*** Available data Section Begins ***

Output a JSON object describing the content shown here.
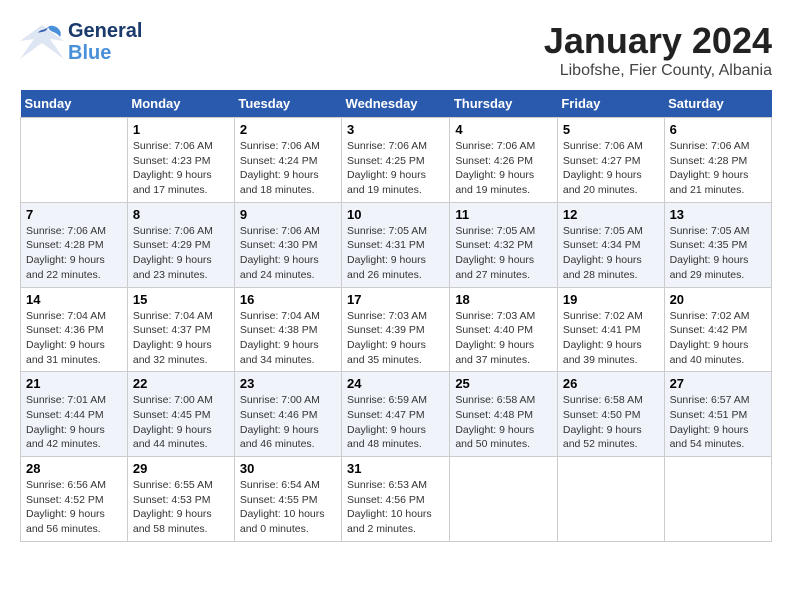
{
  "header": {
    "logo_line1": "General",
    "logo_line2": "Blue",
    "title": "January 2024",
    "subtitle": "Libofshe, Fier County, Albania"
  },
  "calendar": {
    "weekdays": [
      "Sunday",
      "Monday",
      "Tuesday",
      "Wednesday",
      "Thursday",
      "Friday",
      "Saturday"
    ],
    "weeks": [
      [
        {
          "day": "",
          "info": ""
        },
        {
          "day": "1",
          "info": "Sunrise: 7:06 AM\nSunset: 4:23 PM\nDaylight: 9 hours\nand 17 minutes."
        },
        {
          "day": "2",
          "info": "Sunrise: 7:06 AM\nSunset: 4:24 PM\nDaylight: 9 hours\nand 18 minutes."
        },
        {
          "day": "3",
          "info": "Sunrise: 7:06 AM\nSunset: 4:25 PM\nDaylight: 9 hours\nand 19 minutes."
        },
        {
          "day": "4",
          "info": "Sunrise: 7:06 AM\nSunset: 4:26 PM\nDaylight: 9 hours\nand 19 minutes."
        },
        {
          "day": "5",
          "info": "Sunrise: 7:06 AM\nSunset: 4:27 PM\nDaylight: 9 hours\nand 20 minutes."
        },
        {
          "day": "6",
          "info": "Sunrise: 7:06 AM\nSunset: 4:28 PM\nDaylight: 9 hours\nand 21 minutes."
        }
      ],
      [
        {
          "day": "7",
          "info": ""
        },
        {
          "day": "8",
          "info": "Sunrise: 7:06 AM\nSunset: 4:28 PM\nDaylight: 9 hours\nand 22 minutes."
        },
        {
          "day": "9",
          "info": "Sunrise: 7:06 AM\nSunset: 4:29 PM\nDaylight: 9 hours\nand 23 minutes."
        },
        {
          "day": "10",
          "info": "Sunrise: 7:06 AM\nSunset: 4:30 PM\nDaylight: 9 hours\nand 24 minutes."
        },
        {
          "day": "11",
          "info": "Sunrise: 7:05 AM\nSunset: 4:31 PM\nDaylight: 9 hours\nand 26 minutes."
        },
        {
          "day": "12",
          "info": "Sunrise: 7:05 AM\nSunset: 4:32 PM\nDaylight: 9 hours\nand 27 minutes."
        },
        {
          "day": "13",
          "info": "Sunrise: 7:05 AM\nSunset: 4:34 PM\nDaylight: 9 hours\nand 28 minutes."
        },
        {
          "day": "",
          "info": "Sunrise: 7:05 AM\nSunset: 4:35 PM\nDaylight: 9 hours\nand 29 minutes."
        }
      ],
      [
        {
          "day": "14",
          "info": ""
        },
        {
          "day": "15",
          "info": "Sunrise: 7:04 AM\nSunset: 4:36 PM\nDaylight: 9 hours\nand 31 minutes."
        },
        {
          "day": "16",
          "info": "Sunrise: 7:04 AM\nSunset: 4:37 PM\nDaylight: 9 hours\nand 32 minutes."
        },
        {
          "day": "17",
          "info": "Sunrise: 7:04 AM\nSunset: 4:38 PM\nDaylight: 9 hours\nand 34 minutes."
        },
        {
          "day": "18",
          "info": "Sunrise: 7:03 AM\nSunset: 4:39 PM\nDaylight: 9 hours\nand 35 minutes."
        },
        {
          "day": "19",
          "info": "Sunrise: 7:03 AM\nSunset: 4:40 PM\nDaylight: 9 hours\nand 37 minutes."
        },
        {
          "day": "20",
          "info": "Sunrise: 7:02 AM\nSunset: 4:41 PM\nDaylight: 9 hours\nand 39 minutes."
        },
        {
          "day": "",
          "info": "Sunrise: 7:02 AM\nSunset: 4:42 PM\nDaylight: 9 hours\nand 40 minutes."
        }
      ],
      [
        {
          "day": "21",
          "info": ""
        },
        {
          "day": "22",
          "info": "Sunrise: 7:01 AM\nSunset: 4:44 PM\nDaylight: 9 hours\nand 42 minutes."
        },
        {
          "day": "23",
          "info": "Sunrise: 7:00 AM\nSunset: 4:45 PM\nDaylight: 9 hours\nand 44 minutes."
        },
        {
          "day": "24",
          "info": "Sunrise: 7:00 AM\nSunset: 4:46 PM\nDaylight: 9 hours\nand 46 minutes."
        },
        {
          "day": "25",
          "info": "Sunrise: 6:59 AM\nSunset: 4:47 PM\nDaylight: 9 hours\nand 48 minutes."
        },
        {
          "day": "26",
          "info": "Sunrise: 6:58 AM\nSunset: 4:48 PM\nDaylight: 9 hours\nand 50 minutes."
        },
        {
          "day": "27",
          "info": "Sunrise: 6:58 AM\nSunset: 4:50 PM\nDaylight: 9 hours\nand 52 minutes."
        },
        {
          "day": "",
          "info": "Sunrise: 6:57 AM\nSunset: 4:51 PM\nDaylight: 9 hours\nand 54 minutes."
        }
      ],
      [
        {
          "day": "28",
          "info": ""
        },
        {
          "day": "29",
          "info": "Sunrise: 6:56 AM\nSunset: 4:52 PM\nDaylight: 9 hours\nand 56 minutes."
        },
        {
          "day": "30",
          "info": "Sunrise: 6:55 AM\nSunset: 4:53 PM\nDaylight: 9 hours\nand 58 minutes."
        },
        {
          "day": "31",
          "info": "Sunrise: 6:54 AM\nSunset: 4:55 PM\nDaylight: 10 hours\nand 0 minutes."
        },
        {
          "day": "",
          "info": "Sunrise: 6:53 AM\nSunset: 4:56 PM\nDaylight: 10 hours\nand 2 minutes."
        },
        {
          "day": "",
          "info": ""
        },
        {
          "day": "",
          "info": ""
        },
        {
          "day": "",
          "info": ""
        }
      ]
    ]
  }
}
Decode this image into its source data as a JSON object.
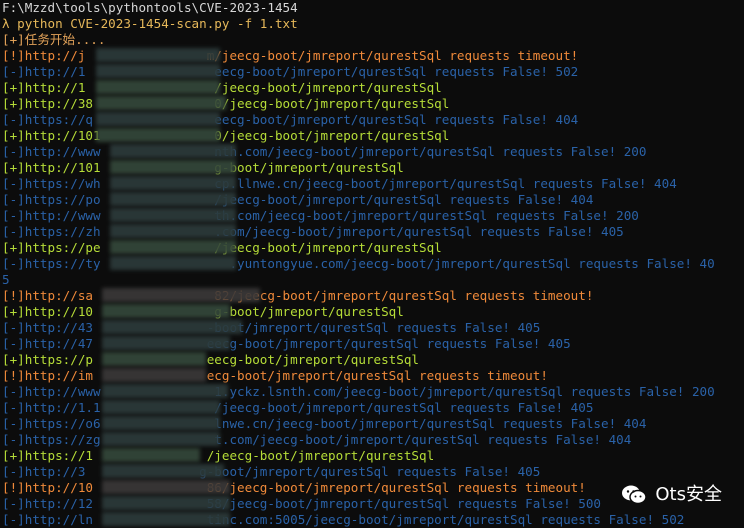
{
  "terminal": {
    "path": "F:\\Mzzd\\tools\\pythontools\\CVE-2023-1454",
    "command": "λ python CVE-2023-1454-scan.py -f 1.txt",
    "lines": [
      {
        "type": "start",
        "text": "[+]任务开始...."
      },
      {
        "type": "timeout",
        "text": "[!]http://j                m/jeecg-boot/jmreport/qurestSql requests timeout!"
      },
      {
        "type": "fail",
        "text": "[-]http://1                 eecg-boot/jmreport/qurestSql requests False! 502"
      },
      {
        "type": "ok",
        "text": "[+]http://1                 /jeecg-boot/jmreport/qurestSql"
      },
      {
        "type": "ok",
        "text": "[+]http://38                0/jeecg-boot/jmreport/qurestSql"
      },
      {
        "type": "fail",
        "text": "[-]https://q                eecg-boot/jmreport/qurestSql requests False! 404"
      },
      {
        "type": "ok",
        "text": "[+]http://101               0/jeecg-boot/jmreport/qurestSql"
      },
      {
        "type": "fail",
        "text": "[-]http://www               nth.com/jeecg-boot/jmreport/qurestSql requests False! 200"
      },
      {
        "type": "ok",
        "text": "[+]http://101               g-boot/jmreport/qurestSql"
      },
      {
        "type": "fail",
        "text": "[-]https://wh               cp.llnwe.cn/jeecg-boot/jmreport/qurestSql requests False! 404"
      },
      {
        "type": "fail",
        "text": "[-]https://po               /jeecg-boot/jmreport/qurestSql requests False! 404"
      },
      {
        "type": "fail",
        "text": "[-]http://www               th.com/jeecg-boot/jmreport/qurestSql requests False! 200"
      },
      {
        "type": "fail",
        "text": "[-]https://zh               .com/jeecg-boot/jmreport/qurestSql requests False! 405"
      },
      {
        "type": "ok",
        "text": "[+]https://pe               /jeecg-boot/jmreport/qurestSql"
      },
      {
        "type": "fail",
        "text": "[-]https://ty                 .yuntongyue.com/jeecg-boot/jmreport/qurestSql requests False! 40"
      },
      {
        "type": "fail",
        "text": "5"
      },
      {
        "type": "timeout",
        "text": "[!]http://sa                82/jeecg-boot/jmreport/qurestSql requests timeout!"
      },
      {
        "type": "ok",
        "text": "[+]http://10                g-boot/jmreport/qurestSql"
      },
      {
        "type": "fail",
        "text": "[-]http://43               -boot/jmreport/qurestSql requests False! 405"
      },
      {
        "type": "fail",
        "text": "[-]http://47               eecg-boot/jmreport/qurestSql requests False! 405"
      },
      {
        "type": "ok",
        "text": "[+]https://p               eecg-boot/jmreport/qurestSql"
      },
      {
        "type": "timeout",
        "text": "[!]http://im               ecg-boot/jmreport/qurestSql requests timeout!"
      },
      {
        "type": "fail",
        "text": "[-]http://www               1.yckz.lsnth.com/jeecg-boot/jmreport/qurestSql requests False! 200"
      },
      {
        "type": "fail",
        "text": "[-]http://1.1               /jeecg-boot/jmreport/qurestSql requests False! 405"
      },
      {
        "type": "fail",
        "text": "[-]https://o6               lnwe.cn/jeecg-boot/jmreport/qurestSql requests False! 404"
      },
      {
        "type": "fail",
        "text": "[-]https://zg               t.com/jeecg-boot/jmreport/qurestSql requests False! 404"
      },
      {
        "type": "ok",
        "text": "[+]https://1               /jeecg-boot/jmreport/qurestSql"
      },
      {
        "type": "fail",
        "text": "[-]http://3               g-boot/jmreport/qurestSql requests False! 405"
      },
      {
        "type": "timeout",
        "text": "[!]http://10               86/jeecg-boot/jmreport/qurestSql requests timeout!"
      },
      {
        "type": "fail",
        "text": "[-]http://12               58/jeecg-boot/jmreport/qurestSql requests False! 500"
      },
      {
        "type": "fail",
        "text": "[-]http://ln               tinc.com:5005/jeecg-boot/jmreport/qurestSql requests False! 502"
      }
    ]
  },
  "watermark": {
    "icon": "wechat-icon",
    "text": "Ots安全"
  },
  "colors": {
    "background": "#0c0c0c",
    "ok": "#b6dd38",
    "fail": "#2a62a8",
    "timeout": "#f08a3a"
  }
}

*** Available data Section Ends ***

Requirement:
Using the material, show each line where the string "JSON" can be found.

Written response:
Output a JSON object describing the content shown here.
Decode this image into its source data as a JSON object.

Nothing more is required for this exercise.